Scientists have uncovered a possible new option in the fight against LDL or "bad cholesterol" build up in the human body. Researchers at UCLA have genetically engineered tomatoes to imitate the advantages of HDL or "good cholesterol."

The research team introduced the peptide 6F into artificial tomatoes and fed them to female mice that were bred to be incapable of breaking down LDL. 6F has the ability to mimic the benefits of apoA-1, the key protein found in HDL.

After eating a high-fat diet, the mice typically experienced inflammation and atherosclerosis, a build-up of plaque in the arteries that may cause a heart attack or stroke.The mice experienced less inflammation and plaque build-up after eating the genetically engineered tomatoes.

"This is one of the first examples of a peptide that acts like the main protein in good cholesterol and can be delivered by simply eating the plant," said senior author Dr. Alan M. Fogelman. "There was no need to isolate or purify the peptide -- it was fully active after the plant was eaten."

Researchers chose tomatoes because as fruit they can be eaten without having been cooked which can break down the peptide before it is ingested.

Possibly the most interesting fact about the study was discovered hours after the tomatoes had been eaten.
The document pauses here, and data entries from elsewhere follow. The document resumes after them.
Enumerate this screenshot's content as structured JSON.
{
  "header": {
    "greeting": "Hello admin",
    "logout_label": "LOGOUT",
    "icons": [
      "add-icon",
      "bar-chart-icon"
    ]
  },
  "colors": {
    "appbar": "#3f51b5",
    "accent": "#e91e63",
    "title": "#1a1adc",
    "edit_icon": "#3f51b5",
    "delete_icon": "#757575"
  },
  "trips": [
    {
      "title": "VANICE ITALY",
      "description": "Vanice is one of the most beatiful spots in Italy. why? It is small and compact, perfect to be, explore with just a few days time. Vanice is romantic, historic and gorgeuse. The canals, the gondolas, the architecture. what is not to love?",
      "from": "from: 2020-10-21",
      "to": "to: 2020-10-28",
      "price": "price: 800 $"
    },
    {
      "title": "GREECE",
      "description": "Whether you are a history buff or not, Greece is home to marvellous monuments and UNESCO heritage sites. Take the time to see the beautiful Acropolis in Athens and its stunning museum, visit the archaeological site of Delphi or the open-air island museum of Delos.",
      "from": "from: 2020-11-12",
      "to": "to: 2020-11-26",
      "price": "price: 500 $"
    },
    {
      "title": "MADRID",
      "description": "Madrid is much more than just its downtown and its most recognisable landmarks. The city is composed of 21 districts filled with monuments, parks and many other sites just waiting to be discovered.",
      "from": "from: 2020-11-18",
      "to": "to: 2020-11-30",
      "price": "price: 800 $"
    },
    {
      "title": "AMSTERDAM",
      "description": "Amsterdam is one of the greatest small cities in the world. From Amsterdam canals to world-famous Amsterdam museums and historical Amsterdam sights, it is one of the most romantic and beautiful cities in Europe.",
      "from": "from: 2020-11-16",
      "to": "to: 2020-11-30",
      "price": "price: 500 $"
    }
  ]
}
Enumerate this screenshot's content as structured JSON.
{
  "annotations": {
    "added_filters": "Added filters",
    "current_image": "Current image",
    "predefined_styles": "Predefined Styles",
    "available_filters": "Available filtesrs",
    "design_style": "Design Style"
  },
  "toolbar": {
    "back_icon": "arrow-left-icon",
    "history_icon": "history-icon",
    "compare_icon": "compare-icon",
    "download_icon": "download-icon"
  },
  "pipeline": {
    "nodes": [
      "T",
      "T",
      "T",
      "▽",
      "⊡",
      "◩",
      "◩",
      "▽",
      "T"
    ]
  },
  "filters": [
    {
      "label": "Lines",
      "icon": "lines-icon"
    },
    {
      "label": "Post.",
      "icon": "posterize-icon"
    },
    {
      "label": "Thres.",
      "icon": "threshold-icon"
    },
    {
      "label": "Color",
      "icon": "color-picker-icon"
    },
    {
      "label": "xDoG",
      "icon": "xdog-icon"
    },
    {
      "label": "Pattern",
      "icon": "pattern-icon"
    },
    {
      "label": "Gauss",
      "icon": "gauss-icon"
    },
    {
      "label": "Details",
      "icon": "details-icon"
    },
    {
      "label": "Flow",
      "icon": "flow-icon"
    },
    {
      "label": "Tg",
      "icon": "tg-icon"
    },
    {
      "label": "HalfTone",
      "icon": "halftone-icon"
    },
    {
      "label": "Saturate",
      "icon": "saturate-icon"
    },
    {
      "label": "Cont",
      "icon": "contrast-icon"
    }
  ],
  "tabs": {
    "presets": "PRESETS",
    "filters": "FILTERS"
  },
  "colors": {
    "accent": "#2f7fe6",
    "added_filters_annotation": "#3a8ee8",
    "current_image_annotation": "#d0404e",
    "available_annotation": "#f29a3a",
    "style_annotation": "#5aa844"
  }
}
Researchers were astonished to find that the peptide had made its way to the small intestine instead of the blood stream and was still fully intact.

The study's corresponding author, Srinavasa T. Reddy said: "It seems likely that the mechanism of action of the peptide-enhanced tomatoes involves altering lipid metabolism in the intestine, which positively impacts cholesterol."